That evening we tried panchos (hot dogs with ridiculous toppings), and sipped Salta cerveza while listening to the live outdoor music in the plaza. I had chimichurri and corn on my hot dog, and Sarah had eggplant sauce and fried potatoes. A variety of musicians played, there were folkloric and tango artists alike. My favorite was a women who sang with a strong, entrancing voice and kept the rhythm with an echoing drum. She told stories and jokes, linking the meaning of the songs together.

Early in the morning we were met by our guide, Rafael, and we set off towards the mountains. Following the path of the Train to the Clouds, we climbed up the gorgeous mountain pass. The Train to the Clouds is the highest altitude train in the world; it was refurbished in 2008 and now runs on Saturdays for tourists:

"The journey on the Tren a las Nubes - Train To the Clouds starts at Salta. It runs through 19 tunnels, over 29 bridges, 13 viaducts, 9 sheds, two loops formed by the railway and several big sewer systems, among them, true and colossal works of art delivered by its creator's imagination, Engineer Richard Fontaine Maury, whose great exploit was to cross the Andes range using the potentials of engineering.

The Train To The Clouds began its travels on June 16, 1972. It uses no racks, so the single power of the diesel engine locomotive pulls the ten wagons that make it up. Comprising a Diesel locomotive, a wagon equipped with a medical post and informative central booth, a restaurant wagon, a bar wagon, and seven other wagons with first class seats, making up a total capacity of 520 passengers."

Then we came to some pre-incan ruins, which were basically multiple squares of stacked stones. As humble as they were, it is amazing to think how long they have stayed there. Further down the road, we ate lunch in San Antonio de Los Cobres, an isolated mining town. This area is generally rich in mined resources: salt, borax and copper, amongst others. Almost everyone ate milanesa de llama. Llama meat is typical to Northern Argentina, and it is delicious. It is extremely low in fat but still moist and tender. They say that it is also very nutricious.

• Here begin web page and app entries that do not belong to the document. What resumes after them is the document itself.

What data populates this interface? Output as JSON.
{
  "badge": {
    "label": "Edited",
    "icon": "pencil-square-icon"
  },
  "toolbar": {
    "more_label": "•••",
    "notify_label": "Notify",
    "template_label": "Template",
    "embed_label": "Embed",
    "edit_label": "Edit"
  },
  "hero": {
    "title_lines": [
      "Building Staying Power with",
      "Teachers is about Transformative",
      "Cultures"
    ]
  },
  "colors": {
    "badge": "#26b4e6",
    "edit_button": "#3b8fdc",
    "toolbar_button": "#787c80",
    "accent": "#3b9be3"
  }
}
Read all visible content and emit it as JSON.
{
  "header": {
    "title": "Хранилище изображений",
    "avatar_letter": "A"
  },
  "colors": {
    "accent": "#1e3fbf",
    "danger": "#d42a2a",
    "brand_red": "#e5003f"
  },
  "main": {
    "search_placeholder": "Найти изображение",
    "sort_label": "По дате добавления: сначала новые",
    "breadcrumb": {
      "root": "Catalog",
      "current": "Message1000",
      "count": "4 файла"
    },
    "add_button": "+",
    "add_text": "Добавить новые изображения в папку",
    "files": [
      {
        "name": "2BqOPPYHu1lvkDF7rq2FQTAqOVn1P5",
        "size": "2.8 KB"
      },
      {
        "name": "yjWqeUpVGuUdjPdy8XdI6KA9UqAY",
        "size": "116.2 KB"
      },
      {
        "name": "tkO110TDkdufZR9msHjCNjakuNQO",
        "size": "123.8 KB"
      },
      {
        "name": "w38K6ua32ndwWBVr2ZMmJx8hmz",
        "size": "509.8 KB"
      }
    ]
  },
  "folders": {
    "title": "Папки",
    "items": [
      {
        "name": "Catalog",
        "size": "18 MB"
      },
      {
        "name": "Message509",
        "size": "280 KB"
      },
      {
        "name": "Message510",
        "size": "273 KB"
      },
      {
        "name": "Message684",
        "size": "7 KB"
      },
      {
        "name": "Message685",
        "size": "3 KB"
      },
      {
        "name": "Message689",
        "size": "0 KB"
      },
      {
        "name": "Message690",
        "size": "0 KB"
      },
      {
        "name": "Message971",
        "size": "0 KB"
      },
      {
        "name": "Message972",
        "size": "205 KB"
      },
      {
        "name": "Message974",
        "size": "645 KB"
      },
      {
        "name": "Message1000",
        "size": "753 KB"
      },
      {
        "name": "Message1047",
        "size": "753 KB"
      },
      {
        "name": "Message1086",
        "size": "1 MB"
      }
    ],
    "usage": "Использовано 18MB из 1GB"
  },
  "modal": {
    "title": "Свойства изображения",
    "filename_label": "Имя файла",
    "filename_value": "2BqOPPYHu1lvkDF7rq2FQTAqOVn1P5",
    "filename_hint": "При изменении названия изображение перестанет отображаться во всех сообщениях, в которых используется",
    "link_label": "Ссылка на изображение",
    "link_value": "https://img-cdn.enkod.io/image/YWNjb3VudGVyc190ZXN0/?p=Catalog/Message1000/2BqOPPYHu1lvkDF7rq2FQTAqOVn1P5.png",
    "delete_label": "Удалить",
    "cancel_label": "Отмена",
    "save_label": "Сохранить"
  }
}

A long and bumpy road took us to Las Salinas Grandes...which means miles and miles of salt flats! It was a fun place to visit. The salt here cannot be used as table salt because it lacks iodine, but I tasted it and it was good-tasting salt! Underneath the salt is an underground lake and the salt is collected in pools. There are multiple rows of these pools, the water in them is a beautiful light blue color and the salt inside the pool looks like ice.